» **RECORDS PROVIDED**:

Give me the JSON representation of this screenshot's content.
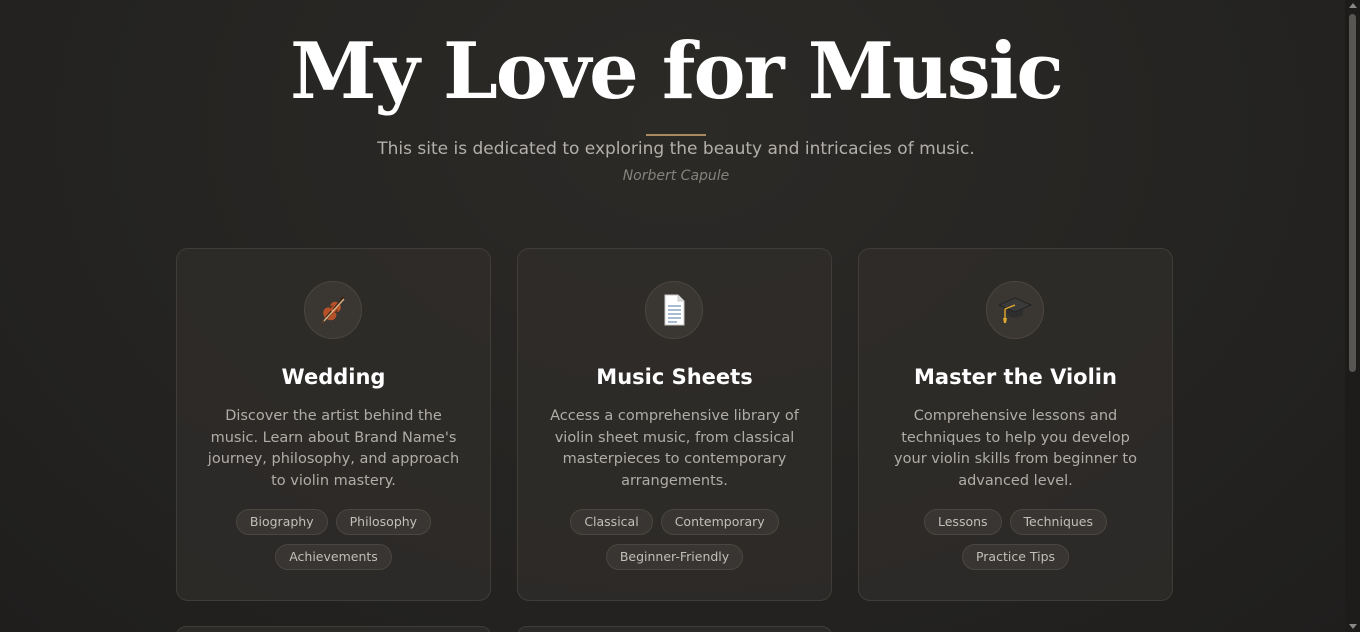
{
  "hero": {
    "title": "My Love for Music",
    "subtitle": "This site is dedicated to exploring the beauty and intricacies of music.",
    "author": "Norbert Capule"
  },
  "colors": {
    "accent": "#a88a5e",
    "background": "#262523",
    "card_border": "#403d39"
  },
  "cards": [
    {
      "icon": "violin-icon",
      "title": "Wedding",
      "description": "Discover the artist behind the music. Learn about Brand Name's journey, philosophy, and approach to violin mastery.",
      "tags": [
        "Biography",
        "Philosophy",
        "Achievements"
      ]
    },
    {
      "icon": "document-icon",
      "title": "Music Sheets",
      "description": "Access a comprehensive library of violin sheet music, from classical masterpieces to contemporary arrangements.",
      "tags": [
        "Classical",
        "Contemporary",
        "Beginner-Friendly"
      ]
    },
    {
      "icon": "graduation-cap-icon",
      "title": "Master the Violin",
      "description": "Comprehensive lessons and techniques to help you develop your violin skills from beginner to advanced level.",
      "tags": [
        "Lessons",
        "Techniques",
        "Practice Tips"
      ]
    }
  ]
}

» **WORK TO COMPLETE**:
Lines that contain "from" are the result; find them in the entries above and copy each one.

» **EXERCISE OUTPUT**:
      "description": "Access a comprehensive library of violin sheet music, from classical masterpieces to contemporary arrangements.",
      "description": "Comprehensive lessons and techniques to help you develop your violin skills from beginner to advanced level.",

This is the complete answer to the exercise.